(Data about app and page elements)
────────
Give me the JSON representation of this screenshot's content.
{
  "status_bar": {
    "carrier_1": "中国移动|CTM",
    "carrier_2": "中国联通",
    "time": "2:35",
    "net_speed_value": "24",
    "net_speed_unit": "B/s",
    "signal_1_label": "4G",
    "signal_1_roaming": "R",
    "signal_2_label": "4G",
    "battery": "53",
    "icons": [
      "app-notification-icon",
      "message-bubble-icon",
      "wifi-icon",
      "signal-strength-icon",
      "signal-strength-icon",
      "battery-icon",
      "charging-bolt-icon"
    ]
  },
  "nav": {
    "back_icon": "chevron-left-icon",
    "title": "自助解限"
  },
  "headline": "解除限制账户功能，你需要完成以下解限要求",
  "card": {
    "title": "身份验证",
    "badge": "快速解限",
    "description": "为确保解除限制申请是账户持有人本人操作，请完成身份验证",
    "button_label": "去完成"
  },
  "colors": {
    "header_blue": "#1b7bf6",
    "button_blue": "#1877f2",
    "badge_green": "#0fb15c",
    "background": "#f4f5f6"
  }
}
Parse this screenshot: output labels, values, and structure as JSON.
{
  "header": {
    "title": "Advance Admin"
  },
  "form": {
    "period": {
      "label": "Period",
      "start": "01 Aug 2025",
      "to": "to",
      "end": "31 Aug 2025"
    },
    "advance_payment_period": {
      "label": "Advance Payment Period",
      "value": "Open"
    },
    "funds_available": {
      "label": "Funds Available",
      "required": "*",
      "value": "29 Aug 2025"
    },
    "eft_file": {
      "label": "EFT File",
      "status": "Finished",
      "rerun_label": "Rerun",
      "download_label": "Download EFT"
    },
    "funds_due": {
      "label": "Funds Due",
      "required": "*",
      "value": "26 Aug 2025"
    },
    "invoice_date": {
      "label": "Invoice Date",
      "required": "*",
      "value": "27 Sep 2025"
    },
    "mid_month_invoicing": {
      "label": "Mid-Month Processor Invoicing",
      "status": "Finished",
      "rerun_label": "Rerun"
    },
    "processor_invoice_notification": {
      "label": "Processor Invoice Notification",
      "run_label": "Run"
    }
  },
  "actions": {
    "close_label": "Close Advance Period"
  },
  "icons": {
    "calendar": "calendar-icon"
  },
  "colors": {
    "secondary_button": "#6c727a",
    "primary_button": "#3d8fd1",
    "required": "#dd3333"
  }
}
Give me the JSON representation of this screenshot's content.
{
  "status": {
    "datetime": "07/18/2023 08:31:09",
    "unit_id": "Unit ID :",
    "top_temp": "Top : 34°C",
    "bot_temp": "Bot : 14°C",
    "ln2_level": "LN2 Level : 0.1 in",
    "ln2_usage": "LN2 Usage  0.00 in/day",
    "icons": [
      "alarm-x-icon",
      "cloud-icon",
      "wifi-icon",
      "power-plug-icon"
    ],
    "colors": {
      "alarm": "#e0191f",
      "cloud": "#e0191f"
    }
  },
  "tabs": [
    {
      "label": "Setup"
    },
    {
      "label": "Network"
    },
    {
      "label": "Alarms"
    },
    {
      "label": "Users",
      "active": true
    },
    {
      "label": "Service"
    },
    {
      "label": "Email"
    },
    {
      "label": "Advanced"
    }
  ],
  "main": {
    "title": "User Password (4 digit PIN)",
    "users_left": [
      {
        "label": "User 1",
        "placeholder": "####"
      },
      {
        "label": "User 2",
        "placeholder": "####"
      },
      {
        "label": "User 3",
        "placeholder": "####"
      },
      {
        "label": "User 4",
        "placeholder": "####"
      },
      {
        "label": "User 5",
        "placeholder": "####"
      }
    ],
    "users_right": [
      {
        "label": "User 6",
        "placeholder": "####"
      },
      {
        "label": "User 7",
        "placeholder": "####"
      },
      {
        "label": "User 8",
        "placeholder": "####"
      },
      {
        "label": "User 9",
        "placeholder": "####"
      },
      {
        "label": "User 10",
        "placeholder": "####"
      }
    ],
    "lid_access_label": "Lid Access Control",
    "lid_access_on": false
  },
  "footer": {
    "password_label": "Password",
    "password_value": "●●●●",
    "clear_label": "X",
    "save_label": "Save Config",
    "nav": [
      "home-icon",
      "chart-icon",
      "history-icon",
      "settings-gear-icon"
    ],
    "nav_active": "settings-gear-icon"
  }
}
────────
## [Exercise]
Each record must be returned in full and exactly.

## [Written answer]
Give me the JSON representation of this screenshot's content.
{
  "status_bar": {
    "carrier_1": "中国移动|CTM",
    "carrier_2": "中国联通",
    "time": "2:35",
    "net_speed_value": "24",
    "net_speed_unit": "B/s",
    "signal_1_label": "4G",
    "signal_1_roaming": "R",
    "signal_2_label": "4G",
    "battery": "53",
    "icons": [
      "app-notification-icon",
      "message-bubble-icon",
      "wifi-icon",
      "signal-strength-icon",
      "signal-strength-icon",
      "battery-icon",
      "charging-bolt-icon"
    ]
  },
  "nav": {
    "back_icon": "chevron-left-icon",
    "title": "自助解限"
  },
  "headline": "解除限制账户功能，你需要完成以下解限要求",
  "card": {
    "title": "身份验证",
    "badge": "快速解限",
    "description": "为确保解除限制申请是账户持有人本人操作，请完成身份验证",
    "button_label": "去完成"
  },
  "colors": {
    "header_blue": "#1b7bf6",
    "button_blue": "#1877f2",
    "badge_green": "#0fb15c",
    "background": "#f4f5f6"
  }
}
Parse this screenshot: output labels, values, and structure as JSON.
{
  "header": {
    "title": "Advance Admin"
  },
  "form": {
    "period": {
      "label": "Period",
      "start": "01 Aug 2025",
      "to": "to",
      "end": "31 Aug 2025"
    },
    "advance_payment_period": {
      "label": "Advance Payment Period",
      "value": "Open"
    },
    "funds_available": {
      "label": "Funds Available",
      "required": "*",
      "value": "29 Aug 2025"
    },
    "eft_file": {
      "label": "EFT File",
      "status": "Finished",
      "rerun_label": "Rerun",
      "download_label": "Download EFT"
    },
    "funds_due": {
      "label": "Funds Due",
      "required": "*",
      "value": "26 Aug 2025"
    },
    "invoice_date": {
      "label": "Invoice Date",
      "required": "*",
      "value": "27 Sep 2025"
    },
    "mid_month_invoicing": {
      "label": "Mid-Month Processor Invoicing",
      "status": "Finished",
      "rerun_label": "Rerun"
    },
    "processor_invoice_notification": {
      "label": "Processor Invoice Notification",
      "run_label": "Run"
    }
  },
  "actions": {
    "close_label": "Close Advance Period"
  },
  "icons": {
    "calendar": "calendar-icon"
  },
  "colors": {
    "secondary_button": "#6c727a",
    "primary_button": "#3d8fd1",
    "required": "#dd3333"
  }
}
Give me the JSON representation of this screenshot's content.
{
  "status": {
    "datetime": "07/18/2023 08:31:09",
    "unit_id": "Unit ID :",
    "top_temp": "Top : 34°C",
    "bot_temp": "Bot : 14°C",
    "ln2_level": "LN2 Level : 0.1 in",
    "ln2_usage": "LN2 Usage  0.00 in/day",
    "icons": [
      "alarm-x-icon",
      "cloud-icon",
      "wifi-icon",
      "power-plug-icon"
    ],
    "colors": {
      "alarm": "#e0191f",
      "cloud": "#e0191f"
    }
  },
  "tabs": [
    {
      "label": "Setup"
    },
    {
      "label": "Network"
    },
    {
      "label": "Alarms"
    },
    {
      "label": "Users",
      "active": true
    },
    {
      "label": "Service"
    },
    {
      "label": "Email"
    },
    {
      "label": "Advanced"
    }
  ],
  "main": {
    "title": "User Password (4 digit PIN)",
    "users_left": [
      {
        "label": "User 1",
        "placeholder": "####"
      },
      {
        "label": "User 2",
        "placeholder": "####"
      },
      {
        "label": "User 3",
        "placeholder": "####"
      },
      {
        "label": "User 4",
        "placeholder": "####"
      },
      {
        "label": "User 5",
        "placeholder": "####"
      }
    ],
    "users_right": [
      {
        "label": "User 6",
        "placeholder": "####"
      },
      {
        "label": "User 7",
        "placeholder": "####"
      },
      {
        "label": "User 8",
        "placeholder": "####"
      },
      {
        "label": "User 9",
        "placeholder": "####"
      },
      {
        "label": "User 10",
        "placeholder": "####"
      }
    ],
    "lid_access_label": "Lid Access Control",
    "lid_access_on": false
  },
  "footer": {
    "password_label": "Password",
    "password_value": "●●●●",
    "clear_label": "X",
    "save_label": "Save Config",
    "nav": [
      "home-icon",
      "chart-icon",
      "history-icon",
      "settings-gear-icon"
    ],
    "nav_active": "settings-gear-icon"
  }
}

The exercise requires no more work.